DATA TO EXAMINE Block Start

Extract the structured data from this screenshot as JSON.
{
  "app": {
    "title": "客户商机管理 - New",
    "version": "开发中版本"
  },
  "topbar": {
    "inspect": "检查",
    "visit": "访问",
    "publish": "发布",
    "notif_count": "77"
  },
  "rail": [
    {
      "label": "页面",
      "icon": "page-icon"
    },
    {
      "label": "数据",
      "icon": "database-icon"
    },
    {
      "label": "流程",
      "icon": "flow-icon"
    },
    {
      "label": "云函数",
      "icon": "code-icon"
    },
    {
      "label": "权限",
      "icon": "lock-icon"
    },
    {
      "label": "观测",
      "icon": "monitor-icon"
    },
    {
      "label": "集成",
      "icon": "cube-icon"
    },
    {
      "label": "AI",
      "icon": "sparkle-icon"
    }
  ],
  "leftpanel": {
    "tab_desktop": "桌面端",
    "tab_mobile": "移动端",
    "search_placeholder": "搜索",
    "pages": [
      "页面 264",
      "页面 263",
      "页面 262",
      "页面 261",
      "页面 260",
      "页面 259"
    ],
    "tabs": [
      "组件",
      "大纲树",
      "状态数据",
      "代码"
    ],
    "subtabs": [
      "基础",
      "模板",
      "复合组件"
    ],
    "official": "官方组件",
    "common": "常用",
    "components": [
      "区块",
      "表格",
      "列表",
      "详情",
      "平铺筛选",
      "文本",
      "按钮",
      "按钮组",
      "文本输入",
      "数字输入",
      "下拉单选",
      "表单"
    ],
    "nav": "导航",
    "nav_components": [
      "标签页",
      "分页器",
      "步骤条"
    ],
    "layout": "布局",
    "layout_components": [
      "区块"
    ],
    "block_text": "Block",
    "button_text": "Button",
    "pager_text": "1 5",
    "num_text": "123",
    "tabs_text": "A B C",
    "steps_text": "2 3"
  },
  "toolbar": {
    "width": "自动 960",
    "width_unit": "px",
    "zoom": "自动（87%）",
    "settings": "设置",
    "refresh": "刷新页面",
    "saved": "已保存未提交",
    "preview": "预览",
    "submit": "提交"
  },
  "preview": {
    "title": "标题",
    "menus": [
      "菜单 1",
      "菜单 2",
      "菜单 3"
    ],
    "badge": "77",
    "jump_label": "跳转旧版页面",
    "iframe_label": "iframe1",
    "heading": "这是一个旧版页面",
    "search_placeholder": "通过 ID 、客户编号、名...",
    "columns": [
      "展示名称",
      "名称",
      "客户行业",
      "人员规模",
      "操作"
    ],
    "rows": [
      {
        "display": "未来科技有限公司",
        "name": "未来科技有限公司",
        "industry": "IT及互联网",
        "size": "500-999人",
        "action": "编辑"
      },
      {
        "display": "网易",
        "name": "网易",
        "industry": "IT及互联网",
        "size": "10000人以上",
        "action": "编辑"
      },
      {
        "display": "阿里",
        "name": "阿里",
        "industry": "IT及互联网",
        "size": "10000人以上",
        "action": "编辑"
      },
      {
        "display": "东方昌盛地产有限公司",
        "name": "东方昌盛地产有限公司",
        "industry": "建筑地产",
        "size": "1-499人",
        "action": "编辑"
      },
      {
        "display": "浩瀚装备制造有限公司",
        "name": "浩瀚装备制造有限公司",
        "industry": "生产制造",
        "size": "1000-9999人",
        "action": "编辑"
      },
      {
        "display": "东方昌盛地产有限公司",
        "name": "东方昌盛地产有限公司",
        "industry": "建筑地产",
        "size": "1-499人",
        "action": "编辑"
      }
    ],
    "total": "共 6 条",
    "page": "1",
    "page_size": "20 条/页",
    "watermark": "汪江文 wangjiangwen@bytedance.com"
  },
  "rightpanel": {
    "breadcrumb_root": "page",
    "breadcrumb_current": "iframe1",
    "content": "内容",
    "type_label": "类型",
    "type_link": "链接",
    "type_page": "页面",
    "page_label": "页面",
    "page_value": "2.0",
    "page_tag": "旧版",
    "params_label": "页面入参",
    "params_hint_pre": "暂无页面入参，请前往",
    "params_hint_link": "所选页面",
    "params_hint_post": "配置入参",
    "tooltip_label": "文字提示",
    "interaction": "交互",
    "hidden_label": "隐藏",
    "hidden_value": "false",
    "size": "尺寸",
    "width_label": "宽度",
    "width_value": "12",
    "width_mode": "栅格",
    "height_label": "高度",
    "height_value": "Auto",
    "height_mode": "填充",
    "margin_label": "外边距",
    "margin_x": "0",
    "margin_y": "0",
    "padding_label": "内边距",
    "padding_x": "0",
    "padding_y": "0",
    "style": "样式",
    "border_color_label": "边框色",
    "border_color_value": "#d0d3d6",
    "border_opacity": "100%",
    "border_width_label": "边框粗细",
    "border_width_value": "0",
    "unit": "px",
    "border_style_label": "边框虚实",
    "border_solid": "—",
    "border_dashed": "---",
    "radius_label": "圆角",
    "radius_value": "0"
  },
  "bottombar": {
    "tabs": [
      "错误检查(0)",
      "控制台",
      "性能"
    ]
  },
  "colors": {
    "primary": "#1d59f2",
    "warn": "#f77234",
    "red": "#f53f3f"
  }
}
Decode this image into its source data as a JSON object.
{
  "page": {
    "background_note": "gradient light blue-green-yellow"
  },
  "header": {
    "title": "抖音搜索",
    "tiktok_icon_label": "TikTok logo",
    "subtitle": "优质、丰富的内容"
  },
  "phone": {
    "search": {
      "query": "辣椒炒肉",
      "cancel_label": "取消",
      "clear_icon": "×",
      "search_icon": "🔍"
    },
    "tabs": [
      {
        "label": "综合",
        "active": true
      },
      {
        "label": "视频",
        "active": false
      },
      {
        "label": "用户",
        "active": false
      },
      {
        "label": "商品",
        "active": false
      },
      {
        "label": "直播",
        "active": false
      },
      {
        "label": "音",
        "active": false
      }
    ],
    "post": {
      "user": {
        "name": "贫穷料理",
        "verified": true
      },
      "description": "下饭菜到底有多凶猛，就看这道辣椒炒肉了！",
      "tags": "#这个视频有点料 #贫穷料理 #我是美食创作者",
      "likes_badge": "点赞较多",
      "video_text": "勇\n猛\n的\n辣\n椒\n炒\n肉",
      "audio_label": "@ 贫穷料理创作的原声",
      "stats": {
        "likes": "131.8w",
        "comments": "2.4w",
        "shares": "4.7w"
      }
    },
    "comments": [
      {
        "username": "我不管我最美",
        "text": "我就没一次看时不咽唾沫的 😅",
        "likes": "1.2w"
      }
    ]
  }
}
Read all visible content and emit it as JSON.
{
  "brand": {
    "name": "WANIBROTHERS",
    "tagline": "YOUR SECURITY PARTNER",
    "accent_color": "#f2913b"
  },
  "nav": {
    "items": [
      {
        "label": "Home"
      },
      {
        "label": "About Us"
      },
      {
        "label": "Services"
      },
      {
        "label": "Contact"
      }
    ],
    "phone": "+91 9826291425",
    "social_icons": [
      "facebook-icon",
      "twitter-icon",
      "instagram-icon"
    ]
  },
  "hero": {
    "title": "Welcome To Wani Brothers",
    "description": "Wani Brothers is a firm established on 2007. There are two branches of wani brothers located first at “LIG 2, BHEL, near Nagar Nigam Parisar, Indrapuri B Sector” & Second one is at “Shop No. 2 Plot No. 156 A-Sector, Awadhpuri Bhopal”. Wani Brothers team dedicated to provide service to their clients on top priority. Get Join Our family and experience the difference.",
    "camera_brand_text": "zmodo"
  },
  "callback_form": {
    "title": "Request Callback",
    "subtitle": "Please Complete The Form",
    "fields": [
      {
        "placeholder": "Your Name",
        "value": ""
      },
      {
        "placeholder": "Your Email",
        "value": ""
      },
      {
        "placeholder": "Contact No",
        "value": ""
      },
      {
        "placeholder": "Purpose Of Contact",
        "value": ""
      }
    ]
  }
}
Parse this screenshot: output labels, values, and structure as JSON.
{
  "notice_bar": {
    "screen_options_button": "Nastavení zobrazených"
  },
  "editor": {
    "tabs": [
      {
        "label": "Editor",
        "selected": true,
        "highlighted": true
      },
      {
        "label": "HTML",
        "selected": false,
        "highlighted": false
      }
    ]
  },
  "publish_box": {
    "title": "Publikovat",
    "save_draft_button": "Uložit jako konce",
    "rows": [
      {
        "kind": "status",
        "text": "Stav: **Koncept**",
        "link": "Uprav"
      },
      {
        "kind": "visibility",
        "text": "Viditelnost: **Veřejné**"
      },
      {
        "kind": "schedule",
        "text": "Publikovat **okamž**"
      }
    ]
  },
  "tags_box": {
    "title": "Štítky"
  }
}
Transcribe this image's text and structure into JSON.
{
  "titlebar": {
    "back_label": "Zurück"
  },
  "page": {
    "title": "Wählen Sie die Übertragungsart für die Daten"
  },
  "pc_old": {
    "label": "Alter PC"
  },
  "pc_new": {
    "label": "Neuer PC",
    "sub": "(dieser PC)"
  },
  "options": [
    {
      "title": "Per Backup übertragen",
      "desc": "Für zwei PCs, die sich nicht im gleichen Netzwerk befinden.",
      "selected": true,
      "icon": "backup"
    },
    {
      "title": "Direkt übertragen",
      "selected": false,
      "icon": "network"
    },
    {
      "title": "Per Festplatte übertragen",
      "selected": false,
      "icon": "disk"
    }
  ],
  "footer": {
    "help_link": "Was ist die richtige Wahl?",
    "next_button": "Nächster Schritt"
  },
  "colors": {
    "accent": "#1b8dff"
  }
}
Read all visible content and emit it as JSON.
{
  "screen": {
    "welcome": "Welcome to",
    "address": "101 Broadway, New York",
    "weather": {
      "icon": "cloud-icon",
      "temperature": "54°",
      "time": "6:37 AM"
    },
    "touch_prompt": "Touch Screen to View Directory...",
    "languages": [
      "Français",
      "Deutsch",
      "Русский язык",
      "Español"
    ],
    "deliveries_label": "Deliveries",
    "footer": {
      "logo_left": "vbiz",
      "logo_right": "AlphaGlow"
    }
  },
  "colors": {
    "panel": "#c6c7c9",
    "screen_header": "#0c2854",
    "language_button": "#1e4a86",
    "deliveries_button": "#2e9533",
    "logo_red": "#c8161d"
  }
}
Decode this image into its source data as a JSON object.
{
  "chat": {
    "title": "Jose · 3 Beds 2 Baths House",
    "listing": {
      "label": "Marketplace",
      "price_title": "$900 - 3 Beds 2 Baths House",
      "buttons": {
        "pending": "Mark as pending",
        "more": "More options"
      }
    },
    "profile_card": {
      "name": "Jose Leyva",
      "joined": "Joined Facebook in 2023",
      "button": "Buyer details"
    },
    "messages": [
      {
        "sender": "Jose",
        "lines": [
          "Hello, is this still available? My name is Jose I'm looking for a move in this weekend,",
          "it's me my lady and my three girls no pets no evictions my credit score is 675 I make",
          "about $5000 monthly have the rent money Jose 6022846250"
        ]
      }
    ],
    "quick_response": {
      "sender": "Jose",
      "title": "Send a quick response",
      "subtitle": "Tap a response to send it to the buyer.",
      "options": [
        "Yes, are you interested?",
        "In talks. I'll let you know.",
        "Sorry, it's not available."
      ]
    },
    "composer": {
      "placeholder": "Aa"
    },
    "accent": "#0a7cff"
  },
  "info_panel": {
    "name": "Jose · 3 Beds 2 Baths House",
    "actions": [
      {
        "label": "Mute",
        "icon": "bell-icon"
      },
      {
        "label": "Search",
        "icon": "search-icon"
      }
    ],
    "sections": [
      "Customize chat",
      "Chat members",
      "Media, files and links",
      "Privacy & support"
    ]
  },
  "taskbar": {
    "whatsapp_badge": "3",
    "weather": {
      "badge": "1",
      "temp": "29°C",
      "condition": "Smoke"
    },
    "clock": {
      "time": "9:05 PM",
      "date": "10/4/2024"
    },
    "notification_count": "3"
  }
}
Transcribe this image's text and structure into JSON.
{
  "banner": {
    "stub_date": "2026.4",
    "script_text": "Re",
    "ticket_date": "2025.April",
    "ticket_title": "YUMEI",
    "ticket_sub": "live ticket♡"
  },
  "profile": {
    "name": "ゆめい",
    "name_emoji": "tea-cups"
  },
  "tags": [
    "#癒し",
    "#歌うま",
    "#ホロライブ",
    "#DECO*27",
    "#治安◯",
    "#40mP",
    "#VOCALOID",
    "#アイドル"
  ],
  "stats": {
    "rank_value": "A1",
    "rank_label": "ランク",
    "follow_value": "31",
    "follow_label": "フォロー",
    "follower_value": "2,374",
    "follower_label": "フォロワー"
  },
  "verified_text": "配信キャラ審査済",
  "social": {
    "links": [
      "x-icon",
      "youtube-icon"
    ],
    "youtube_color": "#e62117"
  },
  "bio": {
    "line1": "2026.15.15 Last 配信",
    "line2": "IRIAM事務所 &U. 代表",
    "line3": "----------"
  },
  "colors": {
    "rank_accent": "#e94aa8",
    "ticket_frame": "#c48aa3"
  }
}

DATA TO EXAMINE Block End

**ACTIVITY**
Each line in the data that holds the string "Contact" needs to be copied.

**SOLUTION FOR THIS EXERCISE**
        "label": "Contact"
        "placeholder": "Contact No",
        "placeholder": "Purpose Of Contact",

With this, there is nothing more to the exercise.